- **PROBLEM**
Give each record below again, without a single difference.

(Dataset rows describing interfaces)
==============================
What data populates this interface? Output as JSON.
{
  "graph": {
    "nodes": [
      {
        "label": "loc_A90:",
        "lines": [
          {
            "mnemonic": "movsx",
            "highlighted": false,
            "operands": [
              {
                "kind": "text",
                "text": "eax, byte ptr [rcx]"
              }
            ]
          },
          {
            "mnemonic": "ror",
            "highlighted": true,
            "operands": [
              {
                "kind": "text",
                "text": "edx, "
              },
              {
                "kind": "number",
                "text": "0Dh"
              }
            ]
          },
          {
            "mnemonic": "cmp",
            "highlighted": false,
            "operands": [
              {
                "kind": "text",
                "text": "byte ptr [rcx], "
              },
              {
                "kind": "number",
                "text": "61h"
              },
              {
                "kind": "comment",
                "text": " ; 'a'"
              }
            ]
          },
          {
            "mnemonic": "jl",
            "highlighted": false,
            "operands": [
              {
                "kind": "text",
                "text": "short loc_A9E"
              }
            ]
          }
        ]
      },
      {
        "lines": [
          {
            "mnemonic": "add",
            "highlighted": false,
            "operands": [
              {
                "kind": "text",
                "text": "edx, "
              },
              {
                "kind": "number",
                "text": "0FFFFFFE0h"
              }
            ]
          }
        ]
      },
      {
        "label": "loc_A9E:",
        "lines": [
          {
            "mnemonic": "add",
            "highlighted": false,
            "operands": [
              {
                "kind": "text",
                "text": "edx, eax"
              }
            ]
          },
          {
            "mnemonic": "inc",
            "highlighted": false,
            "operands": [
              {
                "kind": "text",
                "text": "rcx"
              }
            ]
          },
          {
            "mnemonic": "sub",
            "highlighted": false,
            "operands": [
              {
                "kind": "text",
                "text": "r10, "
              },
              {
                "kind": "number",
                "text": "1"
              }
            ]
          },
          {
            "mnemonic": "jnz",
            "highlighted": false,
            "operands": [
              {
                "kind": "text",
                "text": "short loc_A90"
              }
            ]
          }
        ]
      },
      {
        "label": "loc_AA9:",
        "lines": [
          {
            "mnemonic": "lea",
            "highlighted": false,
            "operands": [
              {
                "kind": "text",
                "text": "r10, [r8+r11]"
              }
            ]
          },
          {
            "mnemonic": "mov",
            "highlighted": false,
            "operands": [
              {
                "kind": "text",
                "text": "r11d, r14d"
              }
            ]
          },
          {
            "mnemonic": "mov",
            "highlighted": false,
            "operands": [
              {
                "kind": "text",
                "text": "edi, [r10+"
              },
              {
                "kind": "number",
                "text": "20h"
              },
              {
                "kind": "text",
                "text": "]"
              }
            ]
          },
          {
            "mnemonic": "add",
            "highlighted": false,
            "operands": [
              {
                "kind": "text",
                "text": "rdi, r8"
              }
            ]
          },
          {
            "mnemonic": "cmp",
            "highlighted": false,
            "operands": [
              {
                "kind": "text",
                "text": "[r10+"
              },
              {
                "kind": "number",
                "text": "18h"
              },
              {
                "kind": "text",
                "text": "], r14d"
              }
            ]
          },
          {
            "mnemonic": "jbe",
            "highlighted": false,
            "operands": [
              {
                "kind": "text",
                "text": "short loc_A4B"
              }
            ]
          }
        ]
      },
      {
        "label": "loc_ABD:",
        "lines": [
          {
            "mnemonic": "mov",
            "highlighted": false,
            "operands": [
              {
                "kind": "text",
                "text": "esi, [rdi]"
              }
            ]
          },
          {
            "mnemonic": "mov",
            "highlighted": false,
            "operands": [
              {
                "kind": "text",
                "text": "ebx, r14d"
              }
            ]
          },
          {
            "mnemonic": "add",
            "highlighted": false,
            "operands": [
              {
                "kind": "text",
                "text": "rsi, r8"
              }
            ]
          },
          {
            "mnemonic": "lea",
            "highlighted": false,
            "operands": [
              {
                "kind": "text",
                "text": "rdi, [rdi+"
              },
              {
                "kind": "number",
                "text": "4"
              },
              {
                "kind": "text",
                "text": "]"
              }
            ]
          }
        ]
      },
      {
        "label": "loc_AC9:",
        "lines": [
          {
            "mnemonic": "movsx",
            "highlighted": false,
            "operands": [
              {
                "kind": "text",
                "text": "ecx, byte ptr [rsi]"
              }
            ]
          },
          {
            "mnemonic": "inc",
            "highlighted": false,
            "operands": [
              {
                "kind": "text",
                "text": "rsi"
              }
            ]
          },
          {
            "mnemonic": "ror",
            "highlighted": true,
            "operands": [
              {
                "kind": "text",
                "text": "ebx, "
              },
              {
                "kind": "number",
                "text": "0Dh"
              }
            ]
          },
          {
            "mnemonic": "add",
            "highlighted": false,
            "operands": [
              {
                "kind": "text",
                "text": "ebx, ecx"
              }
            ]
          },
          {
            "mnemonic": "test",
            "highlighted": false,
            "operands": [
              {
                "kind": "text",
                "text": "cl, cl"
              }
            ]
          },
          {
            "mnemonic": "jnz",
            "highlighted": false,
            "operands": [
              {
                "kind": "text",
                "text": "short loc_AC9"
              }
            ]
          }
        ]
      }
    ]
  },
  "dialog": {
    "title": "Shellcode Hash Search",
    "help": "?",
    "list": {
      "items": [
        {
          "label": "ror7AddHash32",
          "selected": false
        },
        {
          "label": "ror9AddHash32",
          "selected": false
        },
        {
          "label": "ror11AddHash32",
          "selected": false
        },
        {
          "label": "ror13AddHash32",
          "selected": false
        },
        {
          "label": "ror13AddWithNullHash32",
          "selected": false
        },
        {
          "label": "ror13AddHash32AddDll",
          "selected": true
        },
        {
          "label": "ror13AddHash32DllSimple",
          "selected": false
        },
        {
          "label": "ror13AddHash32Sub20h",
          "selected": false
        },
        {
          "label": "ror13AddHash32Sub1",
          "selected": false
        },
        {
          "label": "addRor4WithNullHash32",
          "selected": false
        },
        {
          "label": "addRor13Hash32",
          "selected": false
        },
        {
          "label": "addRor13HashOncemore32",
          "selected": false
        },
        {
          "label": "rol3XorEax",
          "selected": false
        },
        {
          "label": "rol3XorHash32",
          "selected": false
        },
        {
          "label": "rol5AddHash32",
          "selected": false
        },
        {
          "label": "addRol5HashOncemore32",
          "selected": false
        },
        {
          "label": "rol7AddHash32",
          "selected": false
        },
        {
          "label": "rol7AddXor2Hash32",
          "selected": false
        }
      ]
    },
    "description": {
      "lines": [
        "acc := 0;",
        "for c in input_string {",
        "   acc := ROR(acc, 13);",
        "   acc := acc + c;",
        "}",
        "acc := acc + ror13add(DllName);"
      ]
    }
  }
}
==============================
- **TASK RESPONSE**
What data populates this interface? Output as JSON.
{
  "graph": {
    "nodes": [
      {
        "label": "loc_A90:",
        "lines": [
          {
            "mnemonic": "movsx",
            "highlighted": false,
            "operands": [
              {
                "kind": "text",
                "text": "eax, byte ptr [rcx]"
              }
            ]
          },
          {
            "mnemonic": "ror",
            "highlighted": true,
            "operands": [
              {
                "kind": "text",
                "text": "edx, "
              },
              {
                "kind": "number",
                "text": "0Dh"
              }
            ]
          },
          {
            "mnemonic": "cmp",
            "highlighted": false,
            "operands": [
              {
                "kind": "text",
                "text": "byte ptr [rcx], "
              },
              {
                "kind": "number",
                "text": "61h"
              },
              {
                "kind": "comment",
                "text": " ; 'a'"
              }
            ]
          },
          {
            "mnemonic": "jl",
            "highlighted": false,
            "operands": [
              {
                "kind": "text",
                "text": "short loc_A9E"
              }
            ]
          }
        ]
      },
      {
        "lines": [
          {
            "mnemonic": "add",
            "highlighted": false,
            "operands": [
              {
                "kind": "text",
                "text": "edx, "
              },
              {
                "kind": "number",
                "text": "0FFFFFFE0h"
              }
            ]
          }
        ]
      },
      {
        "label": "loc_A9E:",
        "lines": [
          {
            "mnemonic": "add",
            "highlighted": false,
            "operands": [
              {
                "kind": "text",
                "text": "edx, eax"
              }
            ]
          },
          {
            "mnemonic": "inc",
            "highlighted": false,
            "operands": [
              {
                "kind": "text",
                "text": "rcx"
              }
            ]
          },
          {
            "mnemonic": "sub",
            "highlighted": false,
            "operands": [
              {
                "kind": "text",
                "text": "r10, "
              },
              {
                "kind": "number",
                "text": "1"
              }
            ]
          },
          {
            "mnemonic": "jnz",
            "highlighted": false,
            "operands": [
              {
                "kind": "text",
                "text": "short loc_A90"
              }
            ]
          }
        ]
      },
      {
        "label": "loc_AA9:",
        "lines": [
          {
            "mnemonic": "lea",
            "highlighted": false,
            "operands": [
              {
                "kind": "text",
                "text": "r10, [r8+r11]"
              }
            ]
          },
          {
            "mnemonic": "mov",
            "highlighted": false,
            "operands": [
              {
                "kind": "text",
                "text": "r11d, r14d"
              }
            ]
          },
          {
            "mnemonic": "mov",
            "highlighted": false,
            "operands": [
              {
                "kind": "text",
                "text": "edi, [r10+"
              },
              {
                "kind": "number",
                "text": "20h"
              },
              {
                "kind": "text",
                "text": "]"
              }
            ]
          },
          {
            "mnemonic": "add",
            "highlighted": false,
            "operands": [
              {
                "kind": "text",
                "text": "rdi, r8"
              }
            ]
          },
          {
            "mnemonic": "cmp",
            "highlighted": false,
            "operands": [
              {
                "kind": "text",
                "text": "[r10+"
              },
              {
                "kind": "number",
                "text": "18h"
              },
              {
                "kind": "text",
                "text": "], r14d"
              }
            ]
          },
          {
            "mnemonic": "jbe",
            "highlighted": false,
            "operands": [
              {
                "kind": "text",
                "text": "short loc_A4B"
              }
            ]
          }
        ]
      },
      {
        "label": "loc_ABD:",
        "lines": [
          {
            "mnemonic": "mov",
            "highlighted": false,
            "operands": [
              {
                "kind": "text",
                "text": "esi, [rdi]"
              }
            ]
          },
          {
            "mnemonic": "mov",
            "highlighted": false,
            "operands": [
              {
                "kind": "text",
                "text": "ebx, r14d"
              }
            ]
          },
          {
            "mnemonic": "add",
            "highlighted": false,
            "operands": [
              {
                "kind": "text",
                "text": "rsi, r8"
              }
            ]
          },
          {
            "mnemonic": "lea",
            "highlighted": false,
            "operands": [
              {
                "kind": "text",
                "text": "rdi, [rdi+"
              },
              {
                "kind": "number",
                "text": "4"
              },
              {
                "kind": "text",
                "text": "]"
              }
            ]
          }
        ]
      },
      {
        "label": "loc_AC9:",
        "lines": [
          {
            "mnemonic": "movsx",
            "highlighted": false,
            "operands": [
              {
                "kind": "text",
                "text": "ecx, byte ptr [rsi]"
              }
            ]
          },
          {
            "mnemonic": "inc",
            "highlighted": false,
            "operands": [
              {
                "kind": "text",
                "text": "rsi"
              }
            ]
          },
          {
            "mnemonic": "ror",
            "highlighted": true,
            "operands": [
              {
                "kind": "text",
                "text": "ebx, "
              },
              {
                "kind": "number",
                "text": "0Dh"
              }
            ]
          },
          {
            "mnemonic": "add",
            "highlighted": false,
            "operands": [
              {
                "kind": "text",
                "text": "ebx, ecx"
              }
            ]
          },
          {
            "mnemonic": "test",
            "highlighted": false,
            "operands": [
              {
                "kind": "text",
                "text": "cl, cl"
              }
            ]
          },
          {
            "mnemonic": "jnz",
            "highlighted": false,
            "operands": [
              {
                "kind": "text",
                "text": "short loc_AC9"
              }
            ]
          }
        ]
      }
    ]
  },
  "dialog": {
    "title": "Shellcode Hash Search",
    "help": "?",
    "list": {
      "items": [
        {
          "label": "ror7AddHash32",
          "selected": false
        },
        {
          "label": "ror9AddHash32",
          "selected": false
        },
        {
          "label": "ror11AddHash32",
          "selected": false
        },
        {
          "label": "ror13AddHash32",
          "selected": false
        },
        {
          "label": "ror13AddWithNullHash32",
          "selected": false
        },
        {
          "label": "ror13AddHash32AddDll",
          "selected": true
        },
        {
          "label": "ror13AddHash32DllSimple",
          "selected": false
        },
        {
          "label": "ror13AddHash32Sub20h",
          "selected": false
        },
        {
          "label": "ror13AddHash32Sub1",
          "selected": false
        },
        {
          "label": "addRor4WithNullHash32",
          "selected": false
        },
        {
          "label": "addRor13Hash32",
          "selected": false
        },
        {
          "label": "addRor13HashOncemore32",
          "selected": false
        },
        {
          "label": "rol3XorEax",
          "selected": false
        },
        {
          "label": "rol3XorHash32",
          "selected": false
        },
        {
          "label": "rol5AddHash32",
          "selected": false
        },
        {
          "label": "addRol5HashOncemore32",
          "selected": false
        },
        {
          "label": "rol7AddHash32",
          "selected": false
        },
        {
          "label": "rol7AddXor2Hash32",
          "selected": false
        }
      ]
    },
    "description": {
      "lines": [
        "acc := 0;",
        "for c in input_string {",
        "   acc := ROR(acc, 13);",
        "   acc := acc + c;",
        "}",
        "acc := acc + ror13add(DllName);"
      ]
    }
  }
}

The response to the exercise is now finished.